[Website and app data records]
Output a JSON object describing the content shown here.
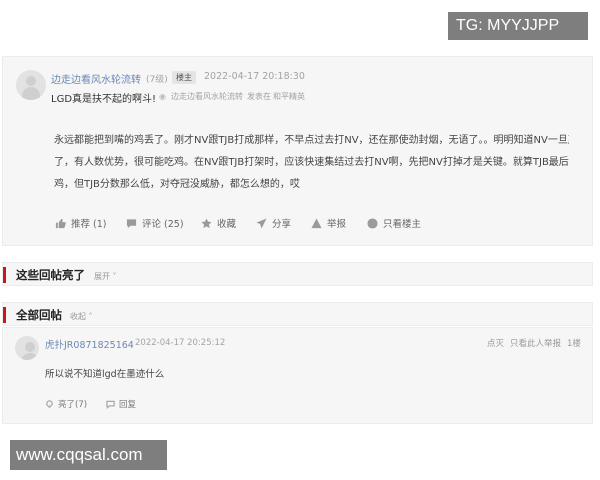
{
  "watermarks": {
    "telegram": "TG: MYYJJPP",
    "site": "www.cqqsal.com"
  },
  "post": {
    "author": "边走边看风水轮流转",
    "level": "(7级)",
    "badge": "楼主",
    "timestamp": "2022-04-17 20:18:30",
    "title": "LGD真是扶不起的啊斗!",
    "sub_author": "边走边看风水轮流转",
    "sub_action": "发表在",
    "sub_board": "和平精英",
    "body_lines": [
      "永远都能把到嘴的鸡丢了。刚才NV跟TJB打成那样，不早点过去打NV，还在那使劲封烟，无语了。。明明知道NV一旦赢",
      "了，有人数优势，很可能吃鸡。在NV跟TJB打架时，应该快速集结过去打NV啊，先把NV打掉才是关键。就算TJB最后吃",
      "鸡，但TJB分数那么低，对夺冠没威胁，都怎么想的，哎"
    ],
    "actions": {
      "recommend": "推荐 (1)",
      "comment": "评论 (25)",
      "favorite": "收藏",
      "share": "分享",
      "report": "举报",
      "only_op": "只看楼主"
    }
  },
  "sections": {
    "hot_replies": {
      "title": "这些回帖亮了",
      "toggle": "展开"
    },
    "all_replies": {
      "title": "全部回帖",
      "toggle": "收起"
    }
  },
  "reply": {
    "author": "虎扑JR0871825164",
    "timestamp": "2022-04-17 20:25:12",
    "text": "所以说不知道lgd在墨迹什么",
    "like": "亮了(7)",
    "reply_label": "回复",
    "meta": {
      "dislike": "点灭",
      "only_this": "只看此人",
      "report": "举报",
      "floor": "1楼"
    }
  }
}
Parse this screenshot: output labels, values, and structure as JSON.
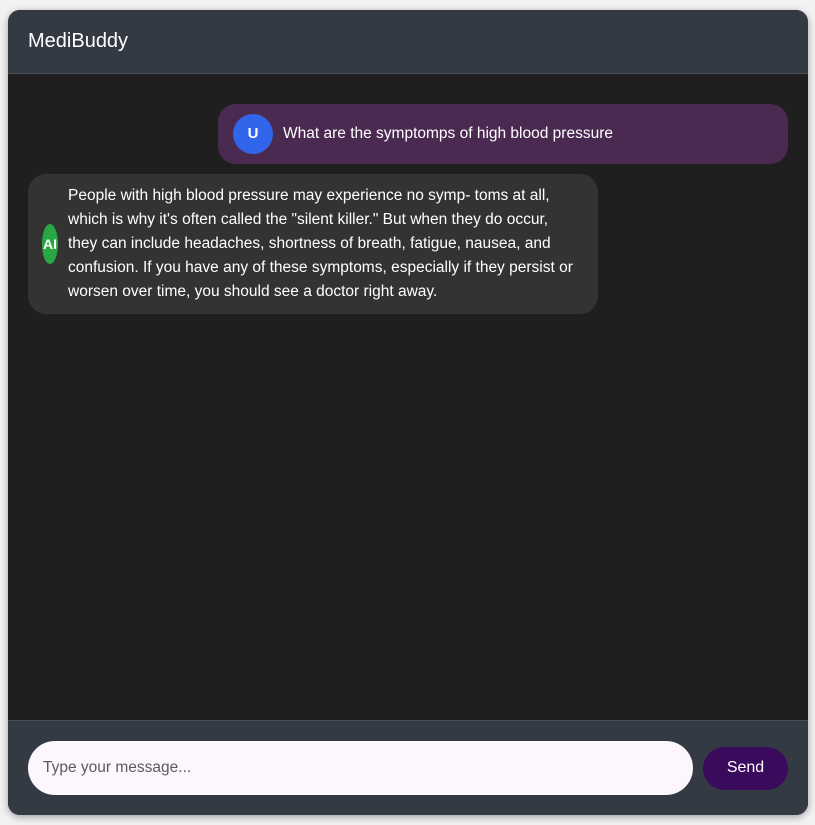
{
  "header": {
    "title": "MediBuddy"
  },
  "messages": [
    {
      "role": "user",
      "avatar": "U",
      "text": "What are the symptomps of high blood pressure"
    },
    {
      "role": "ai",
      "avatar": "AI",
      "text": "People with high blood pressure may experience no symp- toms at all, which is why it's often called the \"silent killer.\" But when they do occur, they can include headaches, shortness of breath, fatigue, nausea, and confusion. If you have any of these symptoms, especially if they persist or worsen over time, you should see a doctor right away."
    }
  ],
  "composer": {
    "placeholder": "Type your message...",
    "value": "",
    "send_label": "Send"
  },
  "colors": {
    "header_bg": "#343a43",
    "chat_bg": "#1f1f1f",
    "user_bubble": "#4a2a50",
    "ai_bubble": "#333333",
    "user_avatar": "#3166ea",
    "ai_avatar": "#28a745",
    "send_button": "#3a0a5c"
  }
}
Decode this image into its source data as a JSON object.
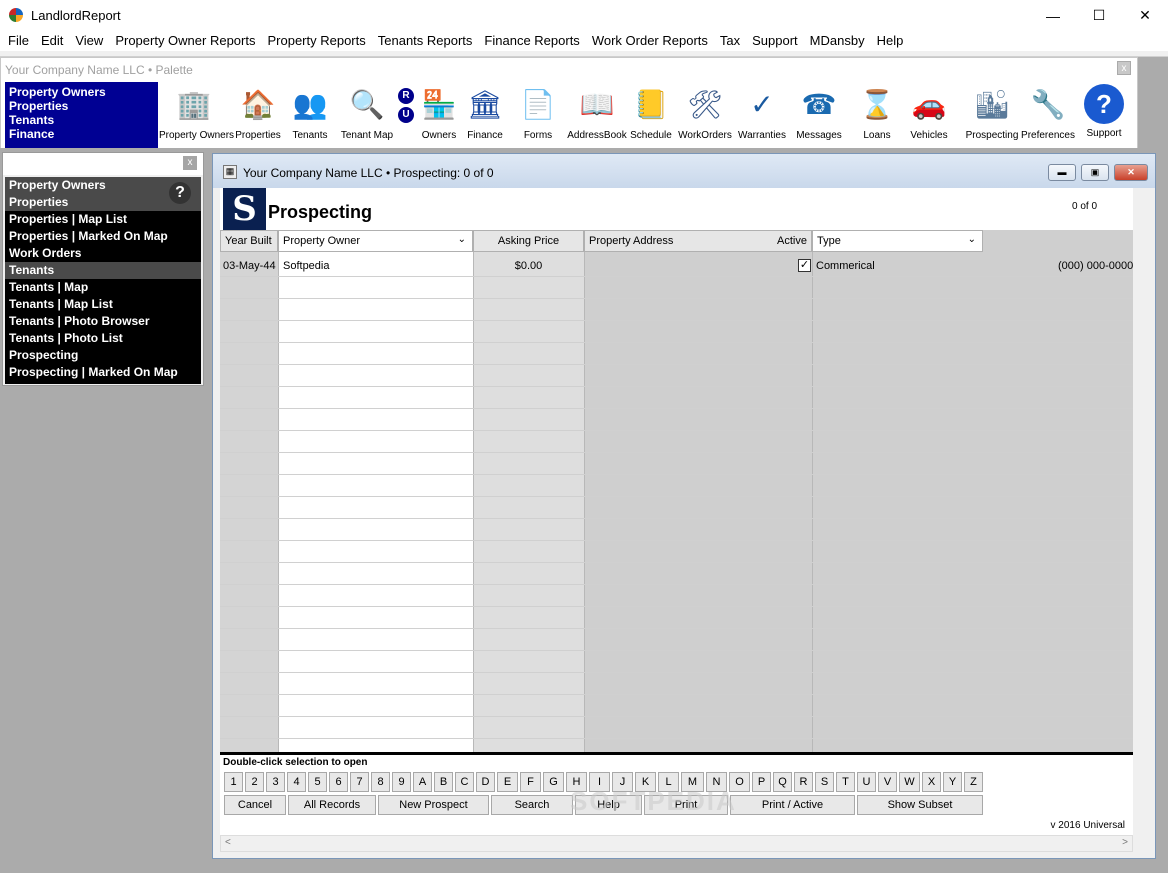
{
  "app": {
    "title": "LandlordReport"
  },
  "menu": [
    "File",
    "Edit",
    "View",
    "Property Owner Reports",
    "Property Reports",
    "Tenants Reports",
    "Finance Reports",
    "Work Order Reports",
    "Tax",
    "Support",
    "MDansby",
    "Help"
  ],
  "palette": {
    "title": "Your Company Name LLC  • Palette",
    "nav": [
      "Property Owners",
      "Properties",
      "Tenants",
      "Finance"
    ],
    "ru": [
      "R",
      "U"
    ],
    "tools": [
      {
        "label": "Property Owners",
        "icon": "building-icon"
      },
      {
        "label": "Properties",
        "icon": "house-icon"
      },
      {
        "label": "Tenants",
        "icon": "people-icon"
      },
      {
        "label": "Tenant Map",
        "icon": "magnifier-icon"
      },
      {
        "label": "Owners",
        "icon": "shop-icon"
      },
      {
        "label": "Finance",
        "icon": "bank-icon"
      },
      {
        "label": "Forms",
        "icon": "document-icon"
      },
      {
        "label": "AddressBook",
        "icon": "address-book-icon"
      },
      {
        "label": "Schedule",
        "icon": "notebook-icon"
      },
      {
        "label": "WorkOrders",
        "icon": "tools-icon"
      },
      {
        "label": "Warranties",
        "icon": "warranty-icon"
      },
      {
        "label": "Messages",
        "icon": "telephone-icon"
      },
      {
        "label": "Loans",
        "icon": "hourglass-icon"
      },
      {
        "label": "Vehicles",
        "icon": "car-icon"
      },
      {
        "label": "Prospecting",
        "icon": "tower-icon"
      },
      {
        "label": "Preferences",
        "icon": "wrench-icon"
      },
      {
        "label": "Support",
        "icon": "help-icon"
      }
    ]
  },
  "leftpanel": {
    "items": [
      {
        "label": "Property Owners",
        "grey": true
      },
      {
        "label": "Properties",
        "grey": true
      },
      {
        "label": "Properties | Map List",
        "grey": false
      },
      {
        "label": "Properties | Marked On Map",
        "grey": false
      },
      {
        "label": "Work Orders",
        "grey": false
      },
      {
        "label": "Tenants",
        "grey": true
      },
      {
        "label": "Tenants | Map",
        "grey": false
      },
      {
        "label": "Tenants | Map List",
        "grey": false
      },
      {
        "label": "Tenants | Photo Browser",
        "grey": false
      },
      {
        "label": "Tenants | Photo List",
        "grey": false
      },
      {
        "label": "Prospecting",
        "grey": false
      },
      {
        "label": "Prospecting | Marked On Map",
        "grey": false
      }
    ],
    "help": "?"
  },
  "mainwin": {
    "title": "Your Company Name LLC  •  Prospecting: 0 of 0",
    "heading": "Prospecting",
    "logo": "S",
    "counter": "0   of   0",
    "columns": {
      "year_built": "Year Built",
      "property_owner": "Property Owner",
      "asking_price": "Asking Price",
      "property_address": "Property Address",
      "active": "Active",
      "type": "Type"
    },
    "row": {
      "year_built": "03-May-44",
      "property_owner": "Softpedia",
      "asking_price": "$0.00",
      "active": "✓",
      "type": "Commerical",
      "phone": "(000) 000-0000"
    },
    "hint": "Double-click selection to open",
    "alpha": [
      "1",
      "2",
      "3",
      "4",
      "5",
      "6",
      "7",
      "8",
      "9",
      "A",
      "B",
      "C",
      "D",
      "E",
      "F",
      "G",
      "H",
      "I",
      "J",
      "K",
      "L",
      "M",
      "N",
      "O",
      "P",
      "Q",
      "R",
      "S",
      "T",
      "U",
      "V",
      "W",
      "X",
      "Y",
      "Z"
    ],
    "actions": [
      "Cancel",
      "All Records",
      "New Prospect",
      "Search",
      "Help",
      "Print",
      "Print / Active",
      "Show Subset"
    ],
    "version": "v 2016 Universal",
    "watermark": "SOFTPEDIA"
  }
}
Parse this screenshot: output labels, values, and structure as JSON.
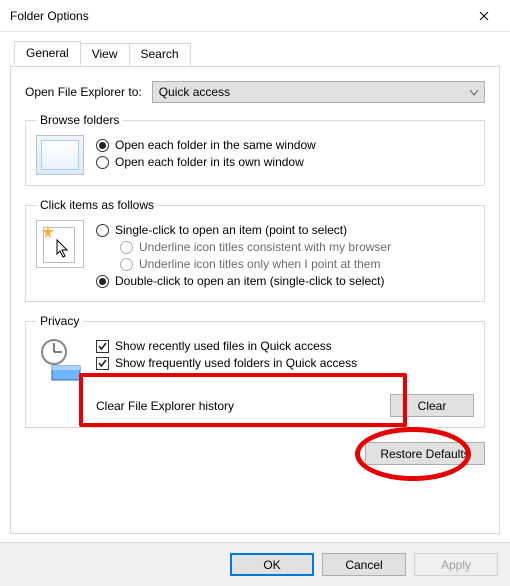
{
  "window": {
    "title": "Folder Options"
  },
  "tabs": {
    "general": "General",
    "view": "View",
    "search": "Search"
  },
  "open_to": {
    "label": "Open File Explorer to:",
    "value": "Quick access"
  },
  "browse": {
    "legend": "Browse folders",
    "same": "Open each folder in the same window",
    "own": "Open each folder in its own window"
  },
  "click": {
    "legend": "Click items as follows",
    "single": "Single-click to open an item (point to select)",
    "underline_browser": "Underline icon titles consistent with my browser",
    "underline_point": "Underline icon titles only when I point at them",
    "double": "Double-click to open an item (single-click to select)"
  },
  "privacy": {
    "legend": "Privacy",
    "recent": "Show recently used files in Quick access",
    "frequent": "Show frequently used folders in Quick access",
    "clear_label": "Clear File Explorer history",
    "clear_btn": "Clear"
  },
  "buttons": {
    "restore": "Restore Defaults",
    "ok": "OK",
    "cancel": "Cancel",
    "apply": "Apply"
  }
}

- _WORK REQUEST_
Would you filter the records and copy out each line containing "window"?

- _ANSWER_
  "window": {
    "same": "Open each folder in the same window",
    "own": "Open each folder in its own window"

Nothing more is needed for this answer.